Like any awesome uncle, Alex is full of great ideas. In the boucherie, he wonders if we’d like to fix something with duck. Or how about rabbit? When one student raises the question of a whole boned guinea hen stuffed with sausage, Alex protests. It’s too much work, too tight a schedule. But eventually he acquiesces and we brainstorm about potatoes. Do we want pommes Anna sautéed in obscene amounts of butter? A gratin made with gruyere and garlic? We settle on a classic dauphinoise, sliced thin, layered with heavy cream and baked. Also on the menu: in-season white asparagus and a baked white fish called rascasse with fresh tomato and olive sauce. For dessert we choose a tarte aux fraises to be made with wildly expensive strawberries from Spain.
Even as Alex is describing our meal as typical “grandma food” – what your French grandmother would serve at home – I can’t help thinking that this is pure luxury. We are living what feels like Parisian life. When we return to the school, we work busily to prepare our meal. Alex walks us through the various steps so that each of us participates and all get a chance to see how the dishes are prepped.
The lunch we share at the end of class is magnifique. The cheese is divine. The rascasse – somewhat meticulously boned with tweezers by your faithful correspondent – is as tender as the shy fishmonger promised it would be. We have boned, stuffed, pan browned and roasted the Guinea hen and, when it is done, we put the pan on the stove and let our parboiled white asparagus soak up enough of the juices to form an evil golden crust. The potatoes. I can’t write about the potatoes without weeping a little. And the strawberry tarte tastes of spring and love and vanilla custard.
It’s a lovely meal made lovelier by the sharing of wine and stories. The young woman in our group saved her pennies so she could bring her brother to Paris as a high school graduation gift. We should all have such a sister. The Australian women met each other in playgroup. Now that their children are grown, they’re making an art of “me” time. Alex, we learn, swing dances with his girlfriend in his spare time. Charlie and I are in Europe thanks to some academic research he’s doing related to the Nuremberg trials.
Or at least that’s the party line. In fact, this trip is the realization of four years of dreaming together about what it would be like to go to Europe, to find a little pied a terre, to shop and cook a meal as we do in our real lives. With a little help, we’ve done it.
For me, cooking, eating, inspiration and love belong on the same plate.
Sometimes, when I’m of the mind to shed a few of the pounds collected during my culinary adventures, I’ll read how one must not confuse food with life. Socializing with friends, gathering together with family, falling in love – these things don’t have to happen in the presence of food, dietitians say. I don’t believe it for a minute. For me, cooking, eating, inspiration and love belong on the same plate, and the best part of life is how each experience and every meal enriches the next.

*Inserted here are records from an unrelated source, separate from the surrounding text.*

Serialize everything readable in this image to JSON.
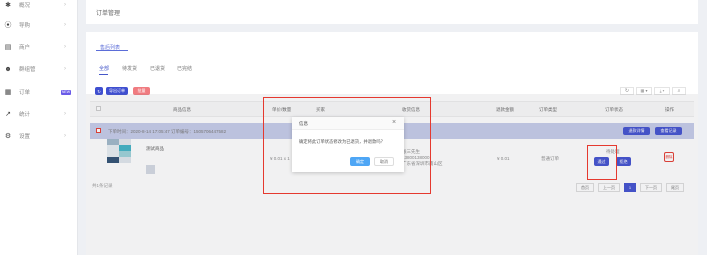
{
  "sidebar": {
    "items": [
      {
        "label": "概况",
        "icon": "dashboard-icon"
      },
      {
        "label": "导购",
        "icon": "guide-icon"
      },
      {
        "label": "商户",
        "icon": "store-icon"
      },
      {
        "label": "群组管",
        "icon": "group-icon"
      },
      {
        "label": "订单",
        "icon": "order-icon",
        "badge": "NEW"
      },
      {
        "label": "统计",
        "icon": "chart-icon"
      },
      {
        "label": "设置",
        "icon": "settings-icon"
      }
    ]
  },
  "page_title": "订单管理",
  "subtab": "售后列表",
  "tabs": [
    "全部",
    "待发货",
    "已退货",
    "已完结"
  ],
  "toolbar": {
    "refresh": "↻",
    "export": "导出订单",
    "batch": "批量",
    "refresh_icon": "↻",
    "columns_icon": "▦ ▾",
    "export_icon": "⤓ ▾",
    "search_icon": "⌕"
  },
  "table": {
    "headers": [
      "商品信息",
      "单价/数量",
      "买家",
      "收货信息",
      "退款金额",
      "订单类型",
      "订单状态",
      "操作"
    ],
    "group_row": "下单时间：2020-8-14 17:05:47    订单编号：1505706447582",
    "group_buttons": [
      "退款详情",
      "查看记录"
    ],
    "product_name": "测试商品",
    "price": "¥ 0.01 x 1",
    "address_lines": [
      "张三先生",
      "13800138000",
      "广东省深圳市南山区"
    ],
    "refund_amount": "¥ 0.01",
    "order_type": "普通订单",
    "order_status": "待处理",
    "action_agree": "通过",
    "action_reject": "拒绝",
    "action_delete": "删除"
  },
  "footer_note": "共1条记录",
  "pagination": {
    "first": "首页",
    "prev": "上一页",
    "current": "1",
    "next": "下一页",
    "last": "尾页"
  },
  "dialog": {
    "title": "信息",
    "message": "确定将此订单状态修改为已退货，并退款吗？",
    "confirm": "确定",
    "cancel": "取消",
    "close": "×"
  },
  "colors": {
    "accent": "#3f4fd0",
    "danger": "#e5392f",
    "confirm": "#4ea6f5"
  }
}
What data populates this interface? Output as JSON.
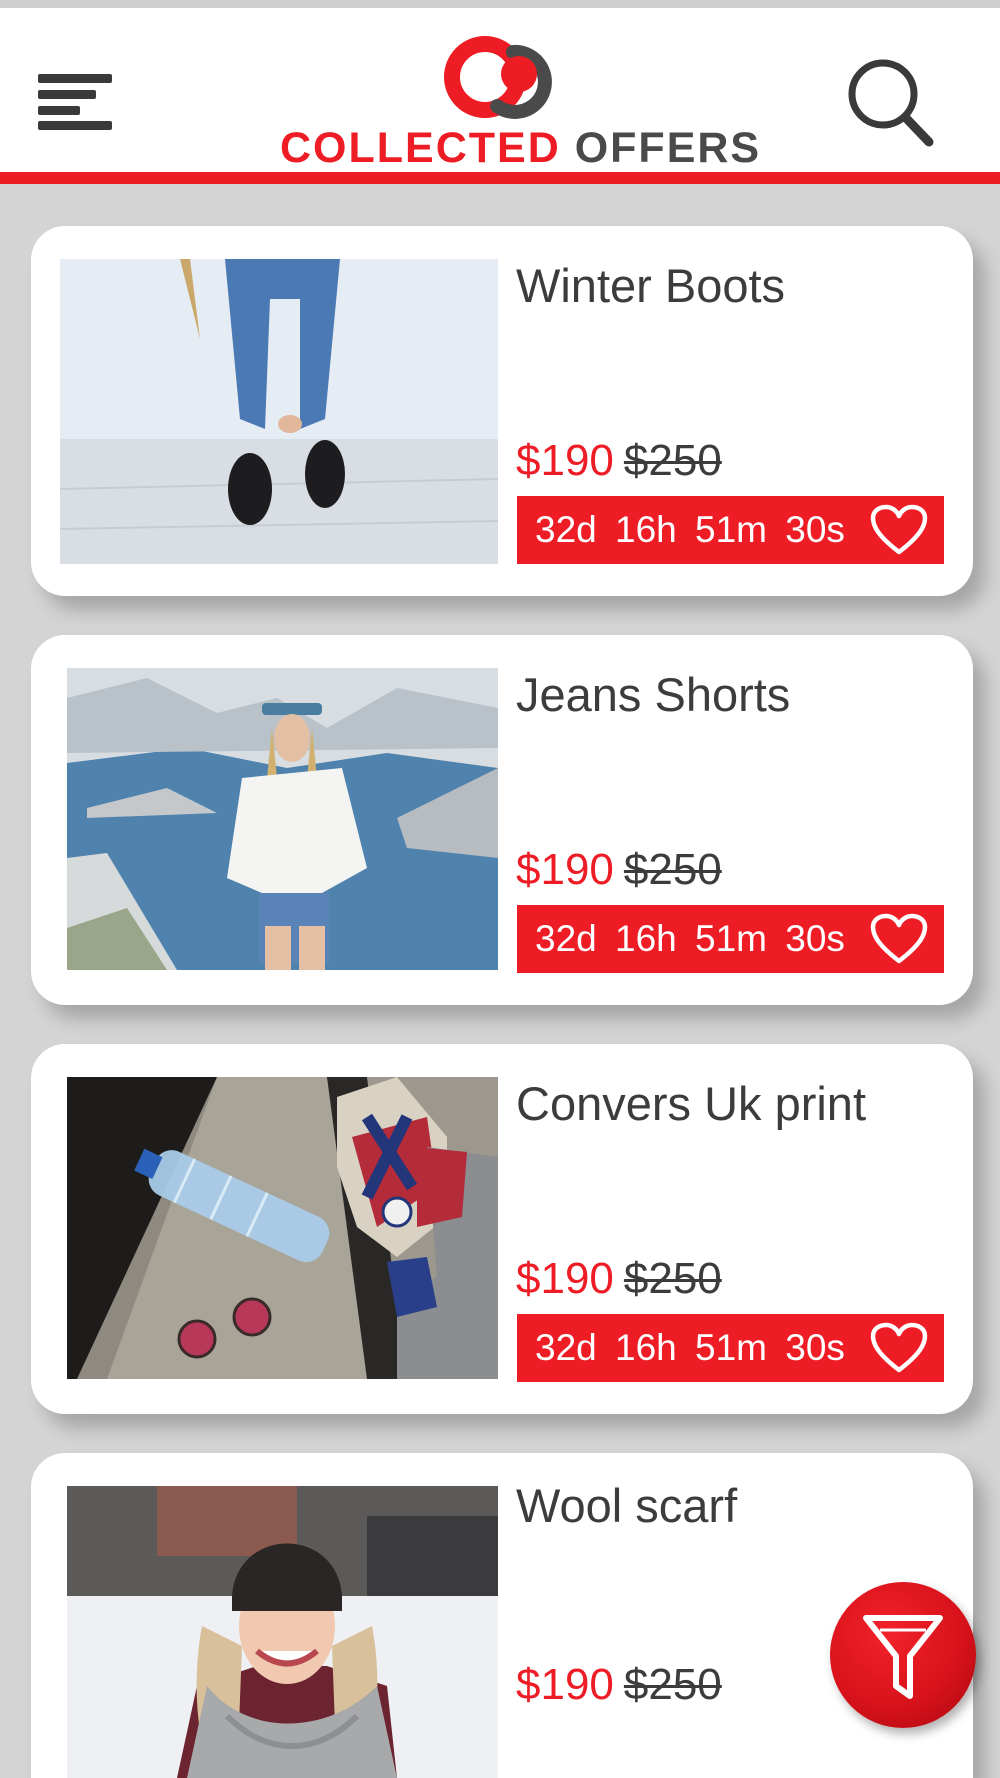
{
  "header": {
    "logo_text_red": "COLLECTED ",
    "logo_text_grey": "OFFERS",
    "menu_icon": "hamburger-menu-icon",
    "search_icon": "search-icon"
  },
  "colors": {
    "accent": "#ee1c25",
    "text": "#3c3c3c",
    "background": "#d4d4d4",
    "card": "#ffffff"
  },
  "products": [
    {
      "title": "Winter Boots",
      "price": "$190",
      "old_price": "$250",
      "countdown": "32d 16h 51m 30s",
      "image": "woman in ripped jeans and black boots"
    },
    {
      "title": "Jeans Shorts",
      "price": "$190",
      "old_price": "$250",
      "countdown": "32d 16h 51m 30s",
      "image": "woman in white blouse and denim shorts by the sea"
    },
    {
      "title": "Convers Uk print",
      "price": "$190",
      "old_price": "$250",
      "countdown": "32d 16h 51m 30s",
      "image": "union jack sneakers, water bottle and sunglasses on stone steps"
    },
    {
      "title": "Wool scarf",
      "price": "$190",
      "old_price": "$250",
      "image": "smiling woman in beanie and grey wool scarf in snow"
    }
  ],
  "fab": {
    "icon": "filter-icon"
  }
}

So now when I make asparagus, I want it to brown ever so slightly in chicken drippings. When I buy cheese, I want it to be displayed in a corona of golden light, so I remember just how sacred it is. And when I make a strawberry tart, as I sometimes do – with farmer’s market berries grown by the same guy I’ve been buying from for 20 years – I taste spring and home and happiness. Just for a moment, I daydream in French.